By Thomas Haus, M.D., Family Medicine
Have you stopped to think about the fact that farming is one of the most dangerous occupations? Farmers are exposed to mechanical, chemical, and environmental hazards every day, in addition to being physically demanding. The good news is that farm-related accidents are preventable. Proper safety precautions and procedures need to be used by all workers, family members and visitors at all times. Everyone needs to understand the risks.
12 Tips to Make Your Farm a Safer Place to Live and Work:
- Walk around your farm on a regular basis and assess potential dangers. You know your farm like the back of your hand, so enlist the help of others. They may see something you’ve missed.
- Do not let young children play around machinery, chemicals, or animals that may cause them harm. Create a safe and contained play area for kids.
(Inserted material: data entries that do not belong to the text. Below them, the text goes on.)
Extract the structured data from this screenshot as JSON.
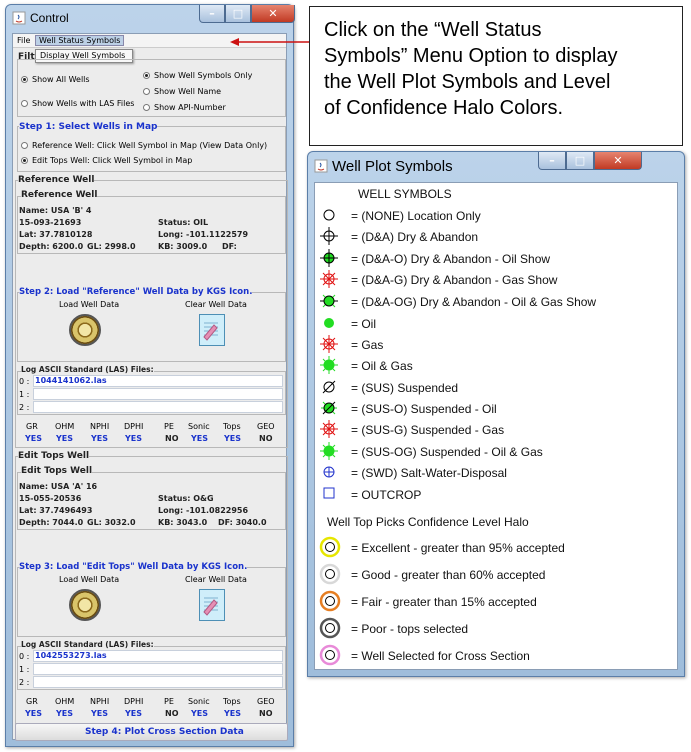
{
  "control": {
    "title": "Control",
    "menu": {
      "file": "File",
      "well_status_symbols": "Well Status Symbols",
      "dropdown_item": "Display Well Symbols"
    },
    "filter_label": "Filt",
    "radios": {
      "show_all": "Show All Wells",
      "show_las": "Show Wells with LAS Files",
      "symbols_only": "Show Well Symbols Only",
      "well_name": "Show Well Name",
      "api_number": "Show API-Number"
    },
    "step1": {
      "title": "Step 1: Select Wells in Map",
      "ref_option": "Reference Well: Click Well Symbol in Map (View Data Only)",
      "edit_option": "Edit Tops Well: Click Well Symbol in Map"
    },
    "reference": {
      "outer": "Reference Well",
      "inner": "Reference Well",
      "name": "Name: USA 'B' 4",
      "api": "15-093-21693",
      "status": "Status: OIL",
      "lat": "Lat: 37.7810128",
      "long": "Long: -101.1122579",
      "depth": "Depth: 6200.0",
      "gl": "GL: 2998.0",
      "kb": "KB: 3009.0",
      "df": "DF:",
      "step": "Step 2: Load \"Reference\" Well Data by KGS Icon.",
      "load": "Load Well Data",
      "clear": "Clear Well Data",
      "las_title": "Log ASCII Standard (LAS) Files:",
      "las_rows": [
        "0 :",
        "1 :",
        "2 :"
      ],
      "las_file": "1044141062.las",
      "logs": [
        "GR",
        "OHM",
        "NPHI",
        "DPHI",
        "PE",
        "Sonic",
        "Tops",
        "GEO"
      ],
      "flags": [
        "YES",
        "YES",
        "YES",
        "YES",
        "NO",
        "YES",
        "YES",
        "NO"
      ]
    },
    "edit": {
      "outer": "Edit Tops Well",
      "inner": "Edit Tops Well",
      "name": "Name: USA 'A' 16",
      "api": "15-055-20536",
      "status": "Status: O&G",
      "lat": "Lat: 37.7496493",
      "long": "Long: -101.0822956",
      "depth": "Depth: 7044.0",
      "gl": "GL: 3032.0",
      "kb": "KB: 3043.0",
      "df": "DF: 3040.0",
      "step": "Step 3: Load \"Edit Tops\" Well Data by KGS Icon.",
      "load": "Load Well Data",
      "clear": "Clear Well Data",
      "las_title": "Log ASCII Standard (LAS) Files:",
      "las_rows": [
        "0 :",
        "1 :",
        "2 :"
      ],
      "las_file": "1042553273.las",
      "logs": [
        "GR",
        "OHM",
        "NPHI",
        "DPHI",
        "PE",
        "Sonic",
        "Tops",
        "GEO"
      ],
      "flags": [
        "YES",
        "YES",
        "YES",
        "YES",
        "NO",
        "YES",
        "YES",
        "NO"
      ]
    },
    "step4": "Step 4: Plot Cross Section Data"
  },
  "callout": {
    "lines": [
      "Click on the “Well Status",
      "Symbols” Menu Option  to display",
      "the Well Plot Symbols and Level",
      "of Confidence Halo Colors."
    ]
  },
  "symbols": {
    "title": "Well Plot Symbols",
    "header": "WELL SYMBOLS",
    "items": [
      "= (NONE) Location Only",
      "= (D&A) Dry & Abandon",
      "= (D&A-O) Dry & Abandon - Oil Show",
      "= (D&A-G) Dry & Abandon - Gas Show",
      "= (D&A-OG) Dry & Abandon - Oil & Gas Show",
      "= Oil",
      "= Gas",
      "= Oil & Gas",
      "= (SUS) Suspended",
      "= (SUS-O) Suspended - Oil",
      "= (SUS-G) Suspended - Gas",
      "= (SUS-OG) Suspended - Oil & Gas",
      "= (SWD) Salt-Water-Disposal",
      "= OUTCROP"
    ],
    "halo_header": "Well Top Picks Confidence Level Halo",
    "halos": [
      {
        "label": "= Excellent - greater than 95% accepted",
        "color": "#e6e600"
      },
      {
        "label": "= Good - greater than 60% accepted",
        "color": "#d8d8d8"
      },
      {
        "label": "= Fair - greater than 15% accepted",
        "color": "#e67e22"
      },
      {
        "label": "= Poor - tops selected",
        "color": "#555555"
      },
      {
        "label": "= Well Selected for Cross Section",
        "color": "#e88ad8"
      }
    ]
  }
}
- Make sure everyone working on the farm is trained in first aid.
- Keep all equipment in good repair, including yourself. Feeling fatigued while operating machinery can be dangerous.
- Store dangerous items such as machinery, firearms, and chemicals behind locked doors and remove keys to a safe place.
- Install a ROPS (Roll-Over Protection Structure) and seatbelts to tractors.
- Replace dangerous chemicals with less toxic varieties. Stay educated on the best way to handle all chemicals.
- If you ‘almost’ get hurt, write it down. Keeping a log of injuries and “near misses” is a great way to pinpoint areas for improvement.
- Always use appropriate safety equipment, such as machinery guards and shields, helmets, gloves, hearing protection, safety goggles, and non-slip shoes.
- If using four-wheelers, make sure you are using them wisely and not for thrills. Children should not be allowed to drive or ride on an ATV.
- Avoid fall injuries by using equipment and safety measures to prevent falls.
- Write a safety plan that includes ways to identify the hazards and minimize potential risks. Make sure everyone understands and uses safety procedures, including children.
Many of these suggestions are appropriate for any home or business, not just the farm. Remember, it is much easier to prevent an injury than to recover from one.